• [TASK DESCRIPTION]: Each line below that contains "false" should be counted. Give only the total.
======== RECORDS FOR THIS TASK ========
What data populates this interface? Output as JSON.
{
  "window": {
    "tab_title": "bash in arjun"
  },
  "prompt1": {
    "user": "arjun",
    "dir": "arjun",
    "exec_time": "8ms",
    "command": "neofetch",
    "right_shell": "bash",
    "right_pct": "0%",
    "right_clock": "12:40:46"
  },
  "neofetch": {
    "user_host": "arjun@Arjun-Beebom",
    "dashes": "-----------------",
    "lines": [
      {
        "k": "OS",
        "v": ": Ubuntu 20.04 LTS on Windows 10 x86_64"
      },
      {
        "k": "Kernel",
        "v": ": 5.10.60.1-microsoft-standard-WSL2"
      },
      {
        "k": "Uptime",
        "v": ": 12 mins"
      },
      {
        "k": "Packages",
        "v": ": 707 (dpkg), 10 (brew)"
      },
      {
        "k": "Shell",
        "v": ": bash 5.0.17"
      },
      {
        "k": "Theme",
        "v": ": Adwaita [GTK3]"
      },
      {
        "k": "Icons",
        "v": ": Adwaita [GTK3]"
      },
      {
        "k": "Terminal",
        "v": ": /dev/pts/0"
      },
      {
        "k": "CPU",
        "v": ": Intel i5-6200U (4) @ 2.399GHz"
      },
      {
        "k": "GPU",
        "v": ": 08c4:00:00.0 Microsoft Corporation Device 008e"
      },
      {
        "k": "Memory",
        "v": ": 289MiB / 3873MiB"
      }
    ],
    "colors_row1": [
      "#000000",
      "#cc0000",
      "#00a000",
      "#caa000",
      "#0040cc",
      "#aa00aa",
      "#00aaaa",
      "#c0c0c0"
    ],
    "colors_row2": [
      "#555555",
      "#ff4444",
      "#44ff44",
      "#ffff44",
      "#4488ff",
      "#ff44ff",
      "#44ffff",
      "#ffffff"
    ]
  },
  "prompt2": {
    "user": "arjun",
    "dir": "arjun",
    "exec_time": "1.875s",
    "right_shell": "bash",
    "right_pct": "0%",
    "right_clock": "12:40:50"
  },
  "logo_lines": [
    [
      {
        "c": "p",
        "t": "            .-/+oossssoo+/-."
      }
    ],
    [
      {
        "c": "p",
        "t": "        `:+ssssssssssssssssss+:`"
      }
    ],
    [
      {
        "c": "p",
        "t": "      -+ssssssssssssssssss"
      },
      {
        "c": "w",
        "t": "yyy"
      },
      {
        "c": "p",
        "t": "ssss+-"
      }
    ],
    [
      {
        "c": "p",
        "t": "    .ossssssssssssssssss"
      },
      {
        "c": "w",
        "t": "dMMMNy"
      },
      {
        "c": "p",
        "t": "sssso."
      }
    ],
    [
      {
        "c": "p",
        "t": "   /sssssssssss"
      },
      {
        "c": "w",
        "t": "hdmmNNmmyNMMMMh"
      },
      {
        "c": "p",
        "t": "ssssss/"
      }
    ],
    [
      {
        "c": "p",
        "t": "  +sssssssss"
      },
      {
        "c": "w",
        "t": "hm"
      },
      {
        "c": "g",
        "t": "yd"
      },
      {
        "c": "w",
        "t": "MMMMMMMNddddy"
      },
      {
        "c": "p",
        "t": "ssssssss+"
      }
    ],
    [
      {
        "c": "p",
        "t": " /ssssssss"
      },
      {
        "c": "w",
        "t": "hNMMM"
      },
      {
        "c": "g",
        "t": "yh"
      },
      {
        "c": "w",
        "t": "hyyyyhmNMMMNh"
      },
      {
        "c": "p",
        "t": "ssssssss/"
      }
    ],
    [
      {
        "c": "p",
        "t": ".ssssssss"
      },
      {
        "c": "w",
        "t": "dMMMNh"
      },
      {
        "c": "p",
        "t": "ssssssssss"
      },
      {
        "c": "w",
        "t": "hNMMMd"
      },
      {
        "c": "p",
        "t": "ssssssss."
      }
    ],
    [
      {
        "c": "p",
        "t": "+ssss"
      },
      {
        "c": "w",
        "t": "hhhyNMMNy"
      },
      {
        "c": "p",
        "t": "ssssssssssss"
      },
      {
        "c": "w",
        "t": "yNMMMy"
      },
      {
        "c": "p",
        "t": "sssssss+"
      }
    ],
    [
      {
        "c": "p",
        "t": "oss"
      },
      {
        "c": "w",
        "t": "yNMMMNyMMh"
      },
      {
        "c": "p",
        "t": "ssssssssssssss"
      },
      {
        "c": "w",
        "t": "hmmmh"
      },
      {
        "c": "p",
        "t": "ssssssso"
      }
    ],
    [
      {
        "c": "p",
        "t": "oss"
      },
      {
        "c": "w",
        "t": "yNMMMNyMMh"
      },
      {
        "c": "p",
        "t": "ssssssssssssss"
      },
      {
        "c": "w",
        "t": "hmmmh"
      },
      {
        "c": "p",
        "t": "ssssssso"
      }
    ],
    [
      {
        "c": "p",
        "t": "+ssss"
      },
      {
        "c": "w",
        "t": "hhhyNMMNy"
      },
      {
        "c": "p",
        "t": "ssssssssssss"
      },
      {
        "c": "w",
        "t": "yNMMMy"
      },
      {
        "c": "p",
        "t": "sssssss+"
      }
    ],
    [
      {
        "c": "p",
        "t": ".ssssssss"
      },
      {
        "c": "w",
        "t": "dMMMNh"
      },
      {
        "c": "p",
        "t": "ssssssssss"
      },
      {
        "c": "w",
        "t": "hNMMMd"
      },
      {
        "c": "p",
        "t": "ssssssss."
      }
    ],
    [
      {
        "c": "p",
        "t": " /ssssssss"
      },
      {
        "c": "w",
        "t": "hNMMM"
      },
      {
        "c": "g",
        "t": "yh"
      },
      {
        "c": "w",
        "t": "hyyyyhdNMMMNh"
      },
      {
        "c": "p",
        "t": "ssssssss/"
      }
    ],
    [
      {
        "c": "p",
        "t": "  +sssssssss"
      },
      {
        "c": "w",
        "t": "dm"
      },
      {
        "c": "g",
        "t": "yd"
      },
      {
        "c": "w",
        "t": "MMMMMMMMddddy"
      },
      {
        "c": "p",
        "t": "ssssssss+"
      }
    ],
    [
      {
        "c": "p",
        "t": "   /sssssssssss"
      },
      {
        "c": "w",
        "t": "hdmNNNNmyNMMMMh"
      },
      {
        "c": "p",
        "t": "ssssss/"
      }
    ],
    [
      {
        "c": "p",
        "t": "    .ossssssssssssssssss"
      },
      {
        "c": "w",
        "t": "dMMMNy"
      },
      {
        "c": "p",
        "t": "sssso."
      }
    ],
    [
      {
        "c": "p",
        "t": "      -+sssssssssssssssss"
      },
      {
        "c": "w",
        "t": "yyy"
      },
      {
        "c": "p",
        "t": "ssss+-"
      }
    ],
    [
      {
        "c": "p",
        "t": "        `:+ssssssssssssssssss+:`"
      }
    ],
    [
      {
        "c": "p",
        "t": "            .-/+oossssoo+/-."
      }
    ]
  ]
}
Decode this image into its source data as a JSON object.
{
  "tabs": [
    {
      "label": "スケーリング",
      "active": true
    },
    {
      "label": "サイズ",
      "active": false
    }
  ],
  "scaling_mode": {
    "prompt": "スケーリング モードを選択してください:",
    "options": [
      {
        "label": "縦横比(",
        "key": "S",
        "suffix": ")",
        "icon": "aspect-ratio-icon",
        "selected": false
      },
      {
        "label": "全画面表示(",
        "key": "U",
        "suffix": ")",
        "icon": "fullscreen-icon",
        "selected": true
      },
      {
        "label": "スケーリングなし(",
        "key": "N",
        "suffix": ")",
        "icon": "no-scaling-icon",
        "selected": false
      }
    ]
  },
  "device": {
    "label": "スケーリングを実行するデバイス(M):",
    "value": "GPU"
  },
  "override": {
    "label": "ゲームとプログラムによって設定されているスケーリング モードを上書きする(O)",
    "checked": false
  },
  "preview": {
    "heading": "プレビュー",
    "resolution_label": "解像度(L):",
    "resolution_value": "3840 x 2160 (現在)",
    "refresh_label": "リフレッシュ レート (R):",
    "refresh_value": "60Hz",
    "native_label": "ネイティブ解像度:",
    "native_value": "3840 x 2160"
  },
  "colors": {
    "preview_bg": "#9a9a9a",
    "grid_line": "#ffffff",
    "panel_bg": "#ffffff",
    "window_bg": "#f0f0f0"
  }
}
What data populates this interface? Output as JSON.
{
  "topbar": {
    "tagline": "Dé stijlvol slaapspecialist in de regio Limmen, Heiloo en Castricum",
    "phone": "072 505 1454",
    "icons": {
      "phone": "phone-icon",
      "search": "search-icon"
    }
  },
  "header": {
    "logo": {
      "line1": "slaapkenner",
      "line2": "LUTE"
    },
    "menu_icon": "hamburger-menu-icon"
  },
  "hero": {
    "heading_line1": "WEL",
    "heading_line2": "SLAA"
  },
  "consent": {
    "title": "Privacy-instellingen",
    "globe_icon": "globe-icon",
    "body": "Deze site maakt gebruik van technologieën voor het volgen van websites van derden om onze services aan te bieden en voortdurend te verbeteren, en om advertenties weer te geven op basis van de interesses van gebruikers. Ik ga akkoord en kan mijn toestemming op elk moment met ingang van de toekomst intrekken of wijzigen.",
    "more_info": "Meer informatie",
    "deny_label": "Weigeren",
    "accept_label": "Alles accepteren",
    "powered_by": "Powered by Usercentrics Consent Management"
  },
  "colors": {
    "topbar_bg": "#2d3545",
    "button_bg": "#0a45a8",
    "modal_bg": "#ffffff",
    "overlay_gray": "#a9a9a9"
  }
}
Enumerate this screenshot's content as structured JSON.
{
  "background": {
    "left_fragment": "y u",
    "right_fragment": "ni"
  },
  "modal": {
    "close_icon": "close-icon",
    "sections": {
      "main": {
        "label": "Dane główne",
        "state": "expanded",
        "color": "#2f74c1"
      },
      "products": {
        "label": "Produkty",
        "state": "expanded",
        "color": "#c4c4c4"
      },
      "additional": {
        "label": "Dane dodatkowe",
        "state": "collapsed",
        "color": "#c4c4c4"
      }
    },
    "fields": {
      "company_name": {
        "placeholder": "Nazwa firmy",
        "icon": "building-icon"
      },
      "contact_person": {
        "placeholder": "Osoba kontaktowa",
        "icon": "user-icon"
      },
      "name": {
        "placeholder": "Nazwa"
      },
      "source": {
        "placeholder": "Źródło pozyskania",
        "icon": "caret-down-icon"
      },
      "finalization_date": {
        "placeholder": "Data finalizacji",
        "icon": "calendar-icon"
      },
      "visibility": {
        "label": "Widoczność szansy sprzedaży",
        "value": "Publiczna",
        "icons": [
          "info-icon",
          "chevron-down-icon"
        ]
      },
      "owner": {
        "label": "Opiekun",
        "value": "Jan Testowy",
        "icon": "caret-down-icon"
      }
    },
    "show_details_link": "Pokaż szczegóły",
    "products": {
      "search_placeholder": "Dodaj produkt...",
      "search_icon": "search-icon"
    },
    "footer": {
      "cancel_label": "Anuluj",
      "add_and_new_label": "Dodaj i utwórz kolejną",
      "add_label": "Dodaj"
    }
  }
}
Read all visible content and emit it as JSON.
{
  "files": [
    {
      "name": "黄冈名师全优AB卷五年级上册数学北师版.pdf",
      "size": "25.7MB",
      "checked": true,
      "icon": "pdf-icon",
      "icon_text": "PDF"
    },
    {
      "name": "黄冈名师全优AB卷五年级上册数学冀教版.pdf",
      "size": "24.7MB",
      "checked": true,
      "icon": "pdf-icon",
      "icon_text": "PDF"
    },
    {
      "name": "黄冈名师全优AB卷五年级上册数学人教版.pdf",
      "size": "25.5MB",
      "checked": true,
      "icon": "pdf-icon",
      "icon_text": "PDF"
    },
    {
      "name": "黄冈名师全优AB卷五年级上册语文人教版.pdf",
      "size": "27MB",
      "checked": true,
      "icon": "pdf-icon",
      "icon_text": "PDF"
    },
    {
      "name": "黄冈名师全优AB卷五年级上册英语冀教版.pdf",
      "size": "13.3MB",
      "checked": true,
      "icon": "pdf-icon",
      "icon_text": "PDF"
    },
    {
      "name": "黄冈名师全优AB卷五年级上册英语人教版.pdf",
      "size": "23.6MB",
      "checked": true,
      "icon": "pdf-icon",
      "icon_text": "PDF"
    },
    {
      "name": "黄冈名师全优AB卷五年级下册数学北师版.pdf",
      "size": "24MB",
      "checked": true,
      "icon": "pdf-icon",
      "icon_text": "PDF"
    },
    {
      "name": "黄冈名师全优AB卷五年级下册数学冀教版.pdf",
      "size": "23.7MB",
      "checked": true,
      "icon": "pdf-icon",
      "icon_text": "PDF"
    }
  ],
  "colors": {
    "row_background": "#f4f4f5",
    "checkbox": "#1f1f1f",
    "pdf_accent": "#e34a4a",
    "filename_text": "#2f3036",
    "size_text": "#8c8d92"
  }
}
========
• [SOLVED PROBLEM]: 4